Photo Credit: Argos
The approximation of gender intelligent value proposition design to address the needs of different social segments should incorporate gender lenses to capture the untapped market potential of those underserved markets, not only from the perspective of the differences between the sexes, but also from the perspective of diversity in general. The business sector thus needs to grasp market opportunities by serving the last mile, by understanding the urban-rural continuum, and by incorporating approaches linked to life-cycle, ethnicity and disability.
They can invest in women to empower female human capital in those areas that are key now and will be in the future. Because right now we are already experiencing the Fourth Industrial Revolution #4IR. The time is now, not tomorrow! Moving the needle towards having more women in STEM fields seems crucial for re-drawing the balance.

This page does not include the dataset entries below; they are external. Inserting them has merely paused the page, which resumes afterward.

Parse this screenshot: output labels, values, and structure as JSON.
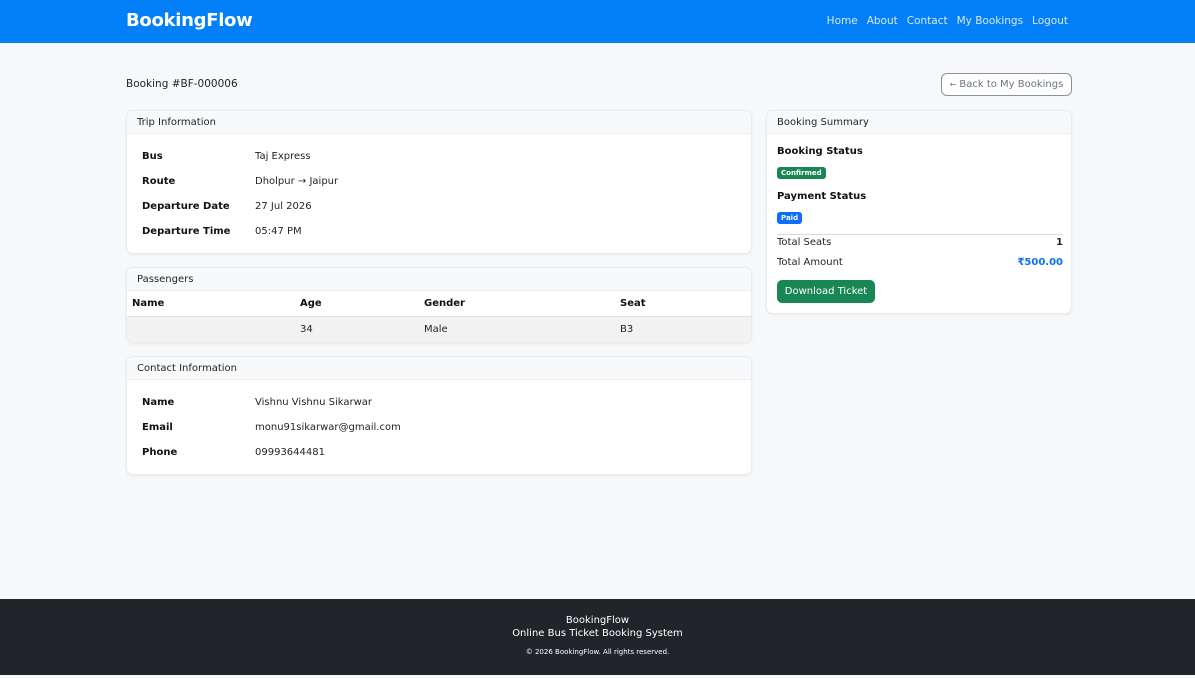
{
  "nav": {
    "brand": "BookingFlow",
    "links": [
      "Home",
      "About",
      "Contact",
      "My Bookings",
      "Logout"
    ]
  },
  "header": {
    "booking_title": "Booking #BF-000006",
    "back_label": "Back to My Bookings",
    "back_arrow": "←"
  },
  "trip": {
    "title": "Trip Information",
    "rows": [
      {
        "label": "Bus",
        "value": "Taj Express"
      },
      {
        "label": "Route",
        "value": "Dholpur → Jaipur"
      },
      {
        "label": "Departure Date",
        "value": "27 Jul 2026"
      },
      {
        "label": "Departure Time",
        "value": "05:47 PM"
      }
    ]
  },
  "passengers": {
    "title": "Passengers",
    "columns": [
      "Name",
      "Age",
      "Gender",
      "Seat"
    ],
    "rows": [
      {
        "name": "",
        "age": "34",
        "gender": "Male",
        "seat": "B3"
      }
    ]
  },
  "contact": {
    "title": "Contact Information",
    "rows": [
      {
        "label": "Name",
        "value": "Vishnu Vishnu Sikarwar"
      },
      {
        "label": "Email",
        "value": "monu91sikarwar@gmail.com"
      },
      {
        "label": "Phone",
        "value": "09993644481"
      }
    ]
  },
  "summary": {
    "title": "Booking Summary",
    "booking_status_label": "Booking Status",
    "booking_status": "Confirmed",
    "payment_status_label": "Payment Status",
    "payment_status": "Paid",
    "total_seats_label": "Total Seats",
    "total_seats": "1",
    "total_amount_label": "Total Amount",
    "total_amount": "₹500.00",
    "download_label": "Download Ticket"
  },
  "footer": {
    "brand": "BookingFlow",
    "tagline": "Online Bus Ticket Booking System",
    "copyright": "© 2026 BookingFlow. All rights reserved."
  },
  "colors": {
    "primary": "#0380f8",
    "success": "#198754",
    "badge_primary": "#0d6efd",
    "footer_bg": "#212529"
  }
}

It is not enough being socially responsible! This is about adopting sustainable and disruptive growth models; and about reaching a “gender- smart corporate sustainability”. Investors must adapt their strategies to deliver not only financial results, but positive social and environmental outcomes as well.
They can create solutions to tackle gender inequality through transformative partnerships with governments, multilateral organizations, academia and civil society to advance a #GenderSmart #SustainableDevelopment.

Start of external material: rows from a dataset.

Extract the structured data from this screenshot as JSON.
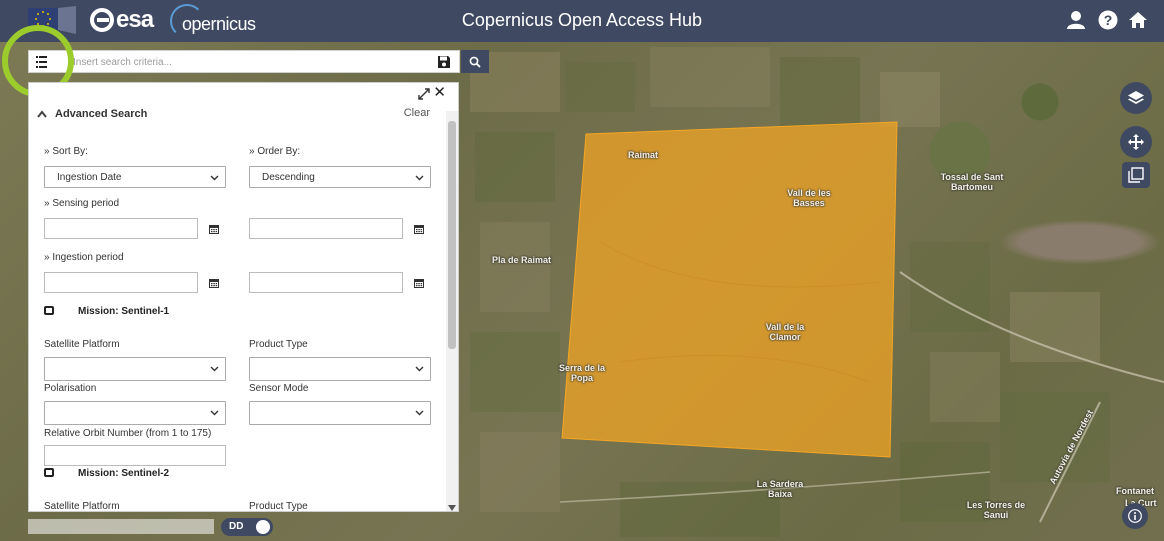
{
  "header": {
    "title": "Copernicus Open Access Hub",
    "logos": {
      "esa": "esa",
      "copernicus": "opernicus"
    },
    "icons": [
      "user-icon",
      "help-icon",
      "home-icon"
    ]
  },
  "search": {
    "placeholder": "Insert search criteria...",
    "value": ""
  },
  "advanced_search": {
    "title": "Advanced Search",
    "clear_label": "Clear",
    "sort_by_label": "» Sort By:",
    "sort_by_value": "Ingestion Date",
    "order_by_label": "» Order By:",
    "order_by_value": "Descending",
    "sensing_period_label": "» Sensing period",
    "ingestion_period_label": "» Ingestion period",
    "sentinel1": {
      "label": "Mission: Sentinel-1",
      "satellite_platform_label": "Satellite Platform",
      "product_type_label": "Product Type",
      "polarisation_label": "Polarisation",
      "sensor_mode_label": "Sensor Mode",
      "relative_orbit_label": "Relative Orbit Number (from 1 to 175)"
    },
    "sentinel2": {
      "label": "Mission: Sentinel-2",
      "satellite_platform_label": "Satellite Platform",
      "product_type_label": "Product Type"
    }
  },
  "map": {
    "labels": {
      "raimat": "Raimat",
      "vall_basses": "Vall de les Basses",
      "pla_raimat": "Pla de Raimat",
      "vall_clamor": "Vall de la Clamor",
      "serra_popa": "Serra de la Popa",
      "sardera": "La Sardera Baixa",
      "tossal": "Tossal de Sant Bartomeu",
      "torres": "Les Torres de Sanui",
      "autovia": "Autovía de Nordest",
      "fontanet": "Fontanet",
      "curt": "La Curt"
    },
    "footprint_color": "#f5a623"
  },
  "footer": {
    "coord_toggle_label": "DD"
  },
  "colors": {
    "header_bg": "#3f4a62",
    "highlight_ring": "#9ccc2c"
  }
}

And they can embrace inclusiveness and sustainability today as part of their core business strategies.
So, what needs to be done to take a quantum leap in this field?

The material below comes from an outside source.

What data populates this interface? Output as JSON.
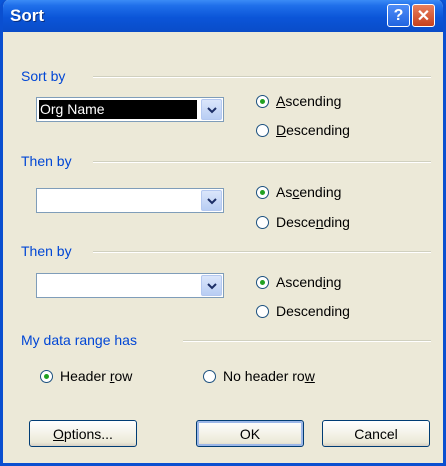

First, strengthening the impact investing ecosystem and making it gender smarter. We need to advance towards gender-sensitive regulatory frameworks, standards, and supporting policies; gender-smart infrastructure; a wide range of available business development services (BDS), including incubation and acceleration services, business training, financial education, etc.; new funding alternative mechanisms; gender smart technologies applied to this field; gender-sensitive exit strategies, to name a few.
Second, supporting the creation of skills and knowledge around #GLII. We need more training services, we need more postgraduate degrees in business schools, more knowledge networks and communities of practice, to name a few.
Third, generating data and market intelligence, to identify and source #SDG-enabling investment opportunities to advance gender equality and women’s empowerment. We need better data on underserved markets.
And fourth, having more matchmakers or connectors to couple investors and gender-sensitive, SDG-enabling investment opportunities.
In short, we need to bridge the gender divide between the worlds of finance and development. Are you interested in joining this movement? Contact us now: [email protected]/» target=»_blank» rel=»nofollow noopener»>[email protected]
Michael S. Knoll, “Ethical Screening in Modern Financial Markets: The Conflicting Claims Underlying Socially Responsible Investment”, Business Lawyer (Feb. 2002), 57 Bus. Law. 681.
John G. Simon, Charles W. Powers and Jon P. Gunnemann, The Ethical Investor, Yale University Press, 1972.
From Trillium Asset Management’s history of socially responsible investment. Accessed on July 21, 2016 at: http://www.trilliuminvest.com/joan-bavarias-future-of-socially-responsible-investing
“The IMP is facilitating a network of leading standard-setting organisations to coordinate specific impact measurement and management efforts, so that enterprises and investors have complete rules of the road.” This is an initiative led by UNDP, PRI, OECD, World Benchmarking Alliance, Social Value International, GIIN, GRI, GSG and IFC.
World Economic Forum, 2017.
Catalyst, 2017 and Fortune, 2017.
McKinsey Global Institute (MGI), 2015.
BCG-Technical University of Munich, 2017.